Best moment: Visual-audio synchronicity during the crescendo.
Best Use of [redacted]: The BPA feat. David Byrne & Dizzee Rascal, “Toe Jam”
VIDEO: Toe Jam!
“Toe Jam,” the debut effort by Norman Cook (previously Fatboy Slim) in his new incarnation as the Brighton Port Authority, brings together Calypso samplings, a salacious Dizzee Rascal cameo, and a slew of classic David Byrne inscrutabilities to provide the soundtrack for a naked party. If you’ve never been to one of these, uh, happenings, the accompanying video will give you a pretty good sense for what they’re like: blithe, bouncy twenty-somethings dancing aimlessly on a carpeted floor. The implicit foot fetish shouldn’t deter the squeamish—nor should the rampant nudity (if that’s not your bag), since an artful series of redactive black bars cover all the naughty bits. In fact, they do so much more: watch in awe as the synchronized black boxes create the illusion of a game of Pong, a dancing man, and an all-seeing eye! No return to Eden, perhaps; but, as BrakBoy observes in the YouTube comments section, “This is the only time censorship has been useful.”
What sold us: The girl who ever so subtly slips off her David Byrne T-shirt.
Best moment: When she “dances like a pony.”
Best Cover of a Mainstream Hiphop Song: Barely Political, “Whatever I Like”
Originally recorded by T.I. as “Whatever You Like”
VIDEO: “Whatever I Like”

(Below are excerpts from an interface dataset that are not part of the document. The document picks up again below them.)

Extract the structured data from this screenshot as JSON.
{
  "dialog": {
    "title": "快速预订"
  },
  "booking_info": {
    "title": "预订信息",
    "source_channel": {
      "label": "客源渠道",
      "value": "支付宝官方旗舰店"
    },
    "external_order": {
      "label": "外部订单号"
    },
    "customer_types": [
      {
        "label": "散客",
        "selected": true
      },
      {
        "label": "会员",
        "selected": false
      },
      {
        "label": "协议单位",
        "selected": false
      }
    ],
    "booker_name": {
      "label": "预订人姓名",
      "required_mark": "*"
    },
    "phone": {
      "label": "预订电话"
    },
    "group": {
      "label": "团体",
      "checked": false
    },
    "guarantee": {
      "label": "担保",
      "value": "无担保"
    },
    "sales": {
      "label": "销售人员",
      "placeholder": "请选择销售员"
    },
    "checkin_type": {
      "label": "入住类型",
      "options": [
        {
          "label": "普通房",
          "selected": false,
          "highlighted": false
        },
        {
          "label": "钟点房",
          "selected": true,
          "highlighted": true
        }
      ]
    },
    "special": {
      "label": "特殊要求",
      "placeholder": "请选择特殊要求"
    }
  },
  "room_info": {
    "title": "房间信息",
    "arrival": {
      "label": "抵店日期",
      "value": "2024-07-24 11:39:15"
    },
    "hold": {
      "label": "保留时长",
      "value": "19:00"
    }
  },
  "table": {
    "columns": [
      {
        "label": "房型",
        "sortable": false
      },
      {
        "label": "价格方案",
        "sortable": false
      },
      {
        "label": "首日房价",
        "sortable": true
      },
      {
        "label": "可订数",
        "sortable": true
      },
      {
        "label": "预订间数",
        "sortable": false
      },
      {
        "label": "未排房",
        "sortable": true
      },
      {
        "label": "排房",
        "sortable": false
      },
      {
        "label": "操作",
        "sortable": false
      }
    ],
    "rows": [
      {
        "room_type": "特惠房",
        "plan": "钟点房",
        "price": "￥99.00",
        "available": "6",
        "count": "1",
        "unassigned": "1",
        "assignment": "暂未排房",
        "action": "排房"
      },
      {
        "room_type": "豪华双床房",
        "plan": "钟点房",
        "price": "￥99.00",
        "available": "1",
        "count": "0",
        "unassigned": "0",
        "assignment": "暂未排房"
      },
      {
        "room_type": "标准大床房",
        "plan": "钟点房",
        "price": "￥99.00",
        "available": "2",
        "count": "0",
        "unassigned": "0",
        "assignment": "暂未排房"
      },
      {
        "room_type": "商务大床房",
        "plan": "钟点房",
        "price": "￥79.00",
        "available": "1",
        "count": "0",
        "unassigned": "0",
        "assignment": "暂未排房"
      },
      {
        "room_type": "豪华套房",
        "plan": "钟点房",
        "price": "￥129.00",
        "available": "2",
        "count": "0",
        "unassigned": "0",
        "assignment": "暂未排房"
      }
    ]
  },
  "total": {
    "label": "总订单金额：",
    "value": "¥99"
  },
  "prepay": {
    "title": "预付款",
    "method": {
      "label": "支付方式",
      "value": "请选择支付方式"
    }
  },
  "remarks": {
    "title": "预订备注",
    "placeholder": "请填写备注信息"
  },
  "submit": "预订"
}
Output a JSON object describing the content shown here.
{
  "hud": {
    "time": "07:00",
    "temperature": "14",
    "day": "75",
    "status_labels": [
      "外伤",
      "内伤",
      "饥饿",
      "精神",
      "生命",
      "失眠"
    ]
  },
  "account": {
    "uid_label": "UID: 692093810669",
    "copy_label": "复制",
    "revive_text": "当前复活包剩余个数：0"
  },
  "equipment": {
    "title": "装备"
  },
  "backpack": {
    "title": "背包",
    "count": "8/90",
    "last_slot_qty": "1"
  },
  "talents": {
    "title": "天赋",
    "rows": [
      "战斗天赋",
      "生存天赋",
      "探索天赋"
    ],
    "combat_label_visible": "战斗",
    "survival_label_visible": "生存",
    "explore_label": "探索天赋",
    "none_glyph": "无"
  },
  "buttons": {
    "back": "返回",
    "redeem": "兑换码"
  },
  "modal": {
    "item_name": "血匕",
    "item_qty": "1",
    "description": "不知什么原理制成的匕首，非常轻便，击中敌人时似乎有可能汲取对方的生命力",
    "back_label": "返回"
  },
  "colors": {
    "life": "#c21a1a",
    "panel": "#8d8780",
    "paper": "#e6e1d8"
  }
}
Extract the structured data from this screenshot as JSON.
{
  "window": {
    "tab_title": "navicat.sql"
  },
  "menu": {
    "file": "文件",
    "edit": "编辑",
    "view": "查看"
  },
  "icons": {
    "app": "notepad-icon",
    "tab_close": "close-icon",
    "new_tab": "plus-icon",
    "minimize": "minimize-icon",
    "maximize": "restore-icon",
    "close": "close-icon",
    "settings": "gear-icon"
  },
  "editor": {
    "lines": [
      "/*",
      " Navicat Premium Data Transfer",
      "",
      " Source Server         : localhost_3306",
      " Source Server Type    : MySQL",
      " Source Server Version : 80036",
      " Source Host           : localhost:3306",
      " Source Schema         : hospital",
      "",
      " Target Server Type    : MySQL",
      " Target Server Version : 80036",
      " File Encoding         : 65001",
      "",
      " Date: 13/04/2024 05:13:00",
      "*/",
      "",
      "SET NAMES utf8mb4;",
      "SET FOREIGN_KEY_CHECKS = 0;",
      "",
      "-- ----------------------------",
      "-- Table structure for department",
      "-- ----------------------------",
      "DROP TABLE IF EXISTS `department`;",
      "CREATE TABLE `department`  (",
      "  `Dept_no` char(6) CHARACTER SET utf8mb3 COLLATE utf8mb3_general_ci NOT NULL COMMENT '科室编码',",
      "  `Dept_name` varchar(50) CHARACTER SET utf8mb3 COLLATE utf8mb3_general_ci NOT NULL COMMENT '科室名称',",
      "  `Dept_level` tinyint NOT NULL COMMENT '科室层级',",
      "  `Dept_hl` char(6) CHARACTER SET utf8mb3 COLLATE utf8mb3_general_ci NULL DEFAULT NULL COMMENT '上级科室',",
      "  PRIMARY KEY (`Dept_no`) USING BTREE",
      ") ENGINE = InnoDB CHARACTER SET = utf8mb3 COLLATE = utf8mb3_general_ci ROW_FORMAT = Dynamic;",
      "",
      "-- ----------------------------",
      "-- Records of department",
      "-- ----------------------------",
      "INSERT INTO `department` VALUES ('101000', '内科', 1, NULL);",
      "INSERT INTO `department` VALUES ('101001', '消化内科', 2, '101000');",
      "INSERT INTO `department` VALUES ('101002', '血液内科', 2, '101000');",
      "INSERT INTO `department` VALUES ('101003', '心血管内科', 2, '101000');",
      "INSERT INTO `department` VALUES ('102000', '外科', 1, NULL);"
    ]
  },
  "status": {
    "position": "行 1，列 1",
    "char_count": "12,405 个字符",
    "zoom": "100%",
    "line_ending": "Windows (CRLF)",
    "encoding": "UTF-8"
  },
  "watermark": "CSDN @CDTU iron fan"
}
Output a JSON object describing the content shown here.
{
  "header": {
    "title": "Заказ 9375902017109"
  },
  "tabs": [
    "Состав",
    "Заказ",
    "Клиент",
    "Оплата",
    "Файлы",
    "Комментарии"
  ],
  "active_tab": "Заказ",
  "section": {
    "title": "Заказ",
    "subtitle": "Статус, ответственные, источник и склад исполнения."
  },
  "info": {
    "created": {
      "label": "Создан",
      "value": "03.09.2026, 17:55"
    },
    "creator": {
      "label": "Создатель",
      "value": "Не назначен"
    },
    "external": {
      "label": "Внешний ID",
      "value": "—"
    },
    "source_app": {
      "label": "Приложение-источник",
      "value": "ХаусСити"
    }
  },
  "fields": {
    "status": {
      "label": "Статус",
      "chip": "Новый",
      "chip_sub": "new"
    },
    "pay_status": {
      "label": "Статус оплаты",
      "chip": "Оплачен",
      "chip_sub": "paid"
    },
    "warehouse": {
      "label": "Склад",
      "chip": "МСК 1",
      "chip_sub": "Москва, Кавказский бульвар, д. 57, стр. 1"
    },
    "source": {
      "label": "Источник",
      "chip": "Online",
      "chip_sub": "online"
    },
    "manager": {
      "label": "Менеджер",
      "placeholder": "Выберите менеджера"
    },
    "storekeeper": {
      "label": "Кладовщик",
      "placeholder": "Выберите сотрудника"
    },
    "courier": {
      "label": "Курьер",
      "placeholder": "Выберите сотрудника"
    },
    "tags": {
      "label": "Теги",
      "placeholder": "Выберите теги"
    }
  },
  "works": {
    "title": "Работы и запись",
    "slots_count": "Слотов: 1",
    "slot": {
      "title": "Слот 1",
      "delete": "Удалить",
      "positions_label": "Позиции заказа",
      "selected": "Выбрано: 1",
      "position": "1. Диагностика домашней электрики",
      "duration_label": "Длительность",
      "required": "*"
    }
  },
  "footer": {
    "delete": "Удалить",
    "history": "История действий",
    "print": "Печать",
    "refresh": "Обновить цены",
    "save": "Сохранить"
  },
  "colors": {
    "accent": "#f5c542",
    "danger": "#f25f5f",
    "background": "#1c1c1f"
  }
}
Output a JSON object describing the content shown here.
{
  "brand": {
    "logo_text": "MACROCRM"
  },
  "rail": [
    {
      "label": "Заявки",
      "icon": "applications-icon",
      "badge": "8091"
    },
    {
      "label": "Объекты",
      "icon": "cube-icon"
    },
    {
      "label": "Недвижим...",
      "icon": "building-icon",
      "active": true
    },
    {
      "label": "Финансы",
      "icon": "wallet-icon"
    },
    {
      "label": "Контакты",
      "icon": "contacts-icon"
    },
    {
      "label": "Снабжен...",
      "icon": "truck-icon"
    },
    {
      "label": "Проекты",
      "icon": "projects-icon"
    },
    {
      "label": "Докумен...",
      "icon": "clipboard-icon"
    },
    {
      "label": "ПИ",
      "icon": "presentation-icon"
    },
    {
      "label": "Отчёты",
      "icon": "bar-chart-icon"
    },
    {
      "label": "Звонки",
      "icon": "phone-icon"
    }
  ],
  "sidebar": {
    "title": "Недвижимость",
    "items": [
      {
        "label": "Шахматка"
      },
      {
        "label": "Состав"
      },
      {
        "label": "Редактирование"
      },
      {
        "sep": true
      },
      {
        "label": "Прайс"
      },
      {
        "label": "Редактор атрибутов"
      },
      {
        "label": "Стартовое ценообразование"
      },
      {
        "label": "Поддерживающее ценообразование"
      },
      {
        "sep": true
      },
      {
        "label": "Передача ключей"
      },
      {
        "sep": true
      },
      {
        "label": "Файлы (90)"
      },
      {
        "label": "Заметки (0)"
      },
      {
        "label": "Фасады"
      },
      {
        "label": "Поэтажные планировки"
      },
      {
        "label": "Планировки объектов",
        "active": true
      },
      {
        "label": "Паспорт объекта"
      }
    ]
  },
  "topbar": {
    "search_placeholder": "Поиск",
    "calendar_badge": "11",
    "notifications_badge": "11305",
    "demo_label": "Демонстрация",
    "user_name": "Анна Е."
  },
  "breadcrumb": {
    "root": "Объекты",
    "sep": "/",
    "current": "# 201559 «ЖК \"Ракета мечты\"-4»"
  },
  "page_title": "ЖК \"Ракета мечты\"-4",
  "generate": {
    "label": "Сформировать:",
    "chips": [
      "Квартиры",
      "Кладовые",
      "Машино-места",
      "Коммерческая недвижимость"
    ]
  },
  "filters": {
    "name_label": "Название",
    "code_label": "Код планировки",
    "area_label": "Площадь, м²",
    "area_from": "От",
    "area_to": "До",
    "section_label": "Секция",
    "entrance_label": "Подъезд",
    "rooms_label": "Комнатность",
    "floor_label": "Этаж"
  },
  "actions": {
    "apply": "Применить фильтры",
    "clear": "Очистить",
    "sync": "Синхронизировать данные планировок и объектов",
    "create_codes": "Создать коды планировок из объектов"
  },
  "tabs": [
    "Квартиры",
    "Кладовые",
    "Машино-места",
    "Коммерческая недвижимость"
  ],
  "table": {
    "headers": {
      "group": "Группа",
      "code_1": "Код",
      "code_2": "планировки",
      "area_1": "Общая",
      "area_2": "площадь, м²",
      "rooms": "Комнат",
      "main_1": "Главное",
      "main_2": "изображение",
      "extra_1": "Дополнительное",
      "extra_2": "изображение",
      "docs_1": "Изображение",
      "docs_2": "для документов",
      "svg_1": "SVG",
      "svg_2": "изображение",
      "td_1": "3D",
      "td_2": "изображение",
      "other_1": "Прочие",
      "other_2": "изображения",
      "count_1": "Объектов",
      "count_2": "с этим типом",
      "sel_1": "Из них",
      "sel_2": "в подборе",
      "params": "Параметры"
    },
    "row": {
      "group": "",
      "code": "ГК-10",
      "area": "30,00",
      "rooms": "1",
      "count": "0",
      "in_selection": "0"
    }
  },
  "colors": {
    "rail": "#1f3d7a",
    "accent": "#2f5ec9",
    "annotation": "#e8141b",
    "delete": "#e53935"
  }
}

Set My Friends on Fire covered Soulja Boy, Framing Hanley covered Lil Wayne, and Brokencyde covered Flo Rida, but Barely Political (the Web site responsible for Obama Girl) managed to turn a song about buying attractive women into a song about buying the affections of the American populace. Using a Barack Obama look-alike from the depths of Area 51—close your eyes and wait for the “uh,” you’ll hardly know the difference—Barely Political’s version of T.I.’s patrimony fest is all about the New New Deal: “Long as ya’ll got me/you won’t need nobody!/You want it? I got it!/Propose it, I’ll sign it!” Despite Obama’s ability to woo racists and red-staters (and quite a few people in between) this video will feel significantly less funny in a few weeks when 4th quarter financial reports come in.
What sold us: The actor’s uncanny resemblance to the president-elect
Best moment: The one scene that doesn’t occur on presidential grounds depicts Obama dressed as one of the members of Boyz II Men, reclining on a white bed with a glass of Chardonnay.
Best Tom Waits Impression: Tom Waits, “Glitter & Doom Press Conference”
VIDEO: Glitter & Doom Press Conference
Less music video than baffling piece of performance art, this anti-publicity stunt by Waits’ Anti-Records label skewers pop mysticism, the press, and the singer in one weird-ass swoop. We’ve always known Waits had a sense of humor, and that his acting chops (Coffee & Cigarettes aside) were decent. What we didn’t know was his prodigious acumen as astrologer and, er, acronymist. Rarely has a recording artist so effectively parsed the relation between the life of stars and the life of man. Now if only someone could parse the lyrics to “Pale Rider.”
What sold us: The noirish drawl; the constellation Hydra; echoes of Gary Busey.
Best moment: “Say it with me: PEHDTSCKJMBA!”
Least Offensive Homophobic Slur: Brokencyde, “Freaxxx”
The folks at Eat Cake Films have produced one of the most ridiculed videos of the year, in which Albuquerque’s chosen sons of screamo dance around (poorly) with a man in a pig costume while singing lyrics that would make Lil’ Kim blush. Megachurch pastor Rick Warren thinks that Brokencyde is a new sign of the apocalypse, but skeptical listeners will likely realize that the dudez are just doing their best to facilitate a shotgun wedding between crunk and screamo. Alas, not even the rosiest- tinted glasses can redeem “Freaxxx.” Brokencyde traffics in rap’s beats and blatant misogyny: “I got these bitches all tipsy trying to sex me/ I know they want it, alcoholics are some sex freaks/This ex and chronic gots me wanting to get messy/So let’s get messy girls, come on let’s go get messy girls.” Lesbians, on the other hand, need not worry about unsolicited invites to hang with these crunkstars: “If you want me baby feel me in/’cause I don’t waste my time with lesbians.”
What sold us: The terrible, un-ironic dancing.
Best moment: Hott Extra #11 trying not to laugh while lead screamer Se7en chokes her.